The Blurb On The Back:
We were all surprised when the vuvv landed the first time. We were just glad they weren’t invading. We couldn’t believe our luck when they offered us their tech and invited us to be part of their Interspecies Co-Prosperity Alliance.
Several years on, jobs are scarce due to the rise of alien tech and there’s no money for food, clean water, or the vuvv’s miraculous medicine. Adam and his girlfriend, Chloe, must get creative to survive. Since the vuvv crave “classic” Earth culture, recording 1950s-style dates for them to view seems like a brilliant idea.
But it’s hard for Adam and Chloe to murmur sweet nothings when they hate each other more with every episode. Soon enough, Adam must decide how far he’s willing to go – and what he’s willing to sacrifice.
The Review (Cut For Spoilers):

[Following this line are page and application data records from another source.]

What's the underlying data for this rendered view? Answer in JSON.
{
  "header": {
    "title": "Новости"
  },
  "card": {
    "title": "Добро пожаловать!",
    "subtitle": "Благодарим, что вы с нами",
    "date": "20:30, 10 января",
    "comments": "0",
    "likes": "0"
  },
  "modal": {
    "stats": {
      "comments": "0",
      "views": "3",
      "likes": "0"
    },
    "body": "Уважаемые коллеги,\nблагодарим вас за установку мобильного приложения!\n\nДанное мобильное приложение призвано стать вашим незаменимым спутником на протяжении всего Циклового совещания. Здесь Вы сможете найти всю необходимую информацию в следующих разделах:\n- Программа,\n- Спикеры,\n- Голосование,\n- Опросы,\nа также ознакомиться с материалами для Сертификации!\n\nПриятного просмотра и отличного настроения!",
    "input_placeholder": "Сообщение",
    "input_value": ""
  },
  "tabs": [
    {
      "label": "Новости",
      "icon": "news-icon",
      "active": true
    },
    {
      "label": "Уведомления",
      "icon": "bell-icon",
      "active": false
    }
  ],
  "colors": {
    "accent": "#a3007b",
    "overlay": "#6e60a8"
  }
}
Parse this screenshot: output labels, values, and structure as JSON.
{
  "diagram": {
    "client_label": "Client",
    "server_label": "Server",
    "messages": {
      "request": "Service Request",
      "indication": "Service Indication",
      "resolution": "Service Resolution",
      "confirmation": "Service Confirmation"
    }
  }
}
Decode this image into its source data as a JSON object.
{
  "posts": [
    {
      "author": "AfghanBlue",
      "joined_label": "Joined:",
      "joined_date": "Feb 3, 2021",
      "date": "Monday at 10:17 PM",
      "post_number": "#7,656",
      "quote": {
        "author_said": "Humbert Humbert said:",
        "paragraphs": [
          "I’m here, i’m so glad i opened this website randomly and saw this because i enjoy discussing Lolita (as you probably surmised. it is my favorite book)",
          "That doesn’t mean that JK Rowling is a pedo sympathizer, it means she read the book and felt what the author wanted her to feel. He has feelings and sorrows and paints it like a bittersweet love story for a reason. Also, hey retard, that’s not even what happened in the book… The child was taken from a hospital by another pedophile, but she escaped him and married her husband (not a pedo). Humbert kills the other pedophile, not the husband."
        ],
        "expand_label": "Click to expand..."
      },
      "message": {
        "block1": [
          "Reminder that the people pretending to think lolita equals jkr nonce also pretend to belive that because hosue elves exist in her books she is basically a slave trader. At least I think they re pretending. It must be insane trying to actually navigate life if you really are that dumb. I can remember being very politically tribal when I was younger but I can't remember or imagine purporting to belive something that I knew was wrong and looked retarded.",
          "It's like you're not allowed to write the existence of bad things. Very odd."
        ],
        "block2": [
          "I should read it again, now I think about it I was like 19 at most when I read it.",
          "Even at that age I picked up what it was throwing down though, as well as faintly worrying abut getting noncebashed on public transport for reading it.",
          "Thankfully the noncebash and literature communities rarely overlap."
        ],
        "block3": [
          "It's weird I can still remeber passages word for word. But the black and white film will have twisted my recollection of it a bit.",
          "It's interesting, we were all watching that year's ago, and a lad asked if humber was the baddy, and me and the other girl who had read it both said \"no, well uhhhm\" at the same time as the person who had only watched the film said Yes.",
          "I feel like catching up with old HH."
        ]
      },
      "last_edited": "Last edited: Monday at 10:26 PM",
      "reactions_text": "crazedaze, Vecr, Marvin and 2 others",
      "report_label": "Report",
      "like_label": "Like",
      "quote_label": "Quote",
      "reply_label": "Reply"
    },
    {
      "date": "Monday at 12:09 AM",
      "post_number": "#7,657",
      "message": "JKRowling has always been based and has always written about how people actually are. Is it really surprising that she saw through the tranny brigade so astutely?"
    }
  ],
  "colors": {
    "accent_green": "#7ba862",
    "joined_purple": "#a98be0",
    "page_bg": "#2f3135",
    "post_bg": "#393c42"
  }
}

17-year-old Adam Costello lives on an alternate Earth with his mother and 12-year-old sister. This Earth has been visited by the vuvv (an alien species who look like granite coffee tables) since the 1940s. When they finally reveal themselves, it’s to offer the benefits of their superior technology and invite the planet to join the Interspecies Co-Prosperity Alliance. Humanity leaps at the chance to cure world hunger, disease and gain new opportunities but as vuvv technology begins to take over, human businesses become obsolete and close, increasing unemployment levels and highlighting the divide between rich and poor as even middle class families like Adam’s get squeezed and face destitution.
When Adam’s mother rents out part of their house to the Marsh family, Adam falls in love with their daughter, Chloe. With the vuvv obsessed with 1950s America, Adam and Chloe realise that they can make money by carrying out their dates in the style of 1950s teenagers and screening them to vuvv subscribers. But the longer Adam and Chloe date, the more they realise how much they annoy each other until love turns to hate and the fate of Adam’s family turns on the sacrifices he’s willing to make …
M T Anderson’s YA SF novel is a slim but very good satirical riff on the dystopian genre that exposes the inequalities inherent in contemporary society and postulates what happens when we meet an alien species that’s better at capitalism than humans are with a dry wit and a fine eye for human hypocrisy and tendency to self-deception.
Adam is an interesting protagonist – a gifted artist who prefers using paint to the 3D VR formats generated by vuvv technology but who suffers from Merrick’s Disease (a digestive disorder caused by the unhygienic tap water that leads to uncontrollable diarrhoea). It’s through Adam that the reader learns about the vuvv influenced world and I really enjoyed the sharp wit he displays but also his sense of powerlessness (which in part comes through seeing how helpless his mum is with her constant percentages of possible success) and how badly he wants to change his situation. One of my favourite scenes in the book involves his anger at seeing how his favourite art teacher (who doubles as a doorman for a vuvv built block inhabited by rich humans able to escape the world below literally) is treated by rich brats and condescending adults who expect his gratitude when they give him their leftover food.
Adam’s romance with Chloe is also interesting as he goes from the first attraction to love only to see that wear thin on both sides. If I have a complaint, it’s that Chloe is a little shallowly drawn to the point that at times she seems two-dimensional – in part because Anderson implies that she turns against Adam in part because of the embarrassing nature of his disease and in part because they are forced to live with each other 24/7 which robs the romance of some of its mystique – and certainly her behaviour in the final quarter of the book read to me like villain caricature that’s there to make the reader hate her.
The vuvv are thinly sketched but still fascinating. I enjoyed their obsession with 1950s Americana and refusal to allow humanity to advance or demonstrate anything below that almost as much as I enjoyed the way Anderson cleverly shows sections of humanity as playing into that, trying to emulate the vuvv and doing whatever it takes to make them happy. This is a takeover with consent and Anderson deftly shows what that entails and how it exacerbates existing inequalities in society (with some dialogue echoing sentiments commonly seen expressed by the rich and by right wing politicians).
The humour in the book is bone dry at times but Anderson also writes some excruciating set pieces – none more so than a scene towards the end that literally had me putting the book down at one point because I couldn’t bear to read what was happening.
My only other criticism of the book would be that while the ending does provide a resolution to Adam’s story, I can imagine it disappointing some readers. For me it was completely in keeping with the spirit of the book but I think some readers will find it downbeat in the circumstances.
All in all, I think this is a really entertaining, sharply observed and fierce read that offers a great take on YA dystopia, some sharp humour and like all good SF makes readers think about the world they’re currently living in a little more critically.
LANDSCAPE WITH INVISIBLE HAND was released in the United Kingdom on 1st February 2018. Thanks to Walker Books for the review copy of this book.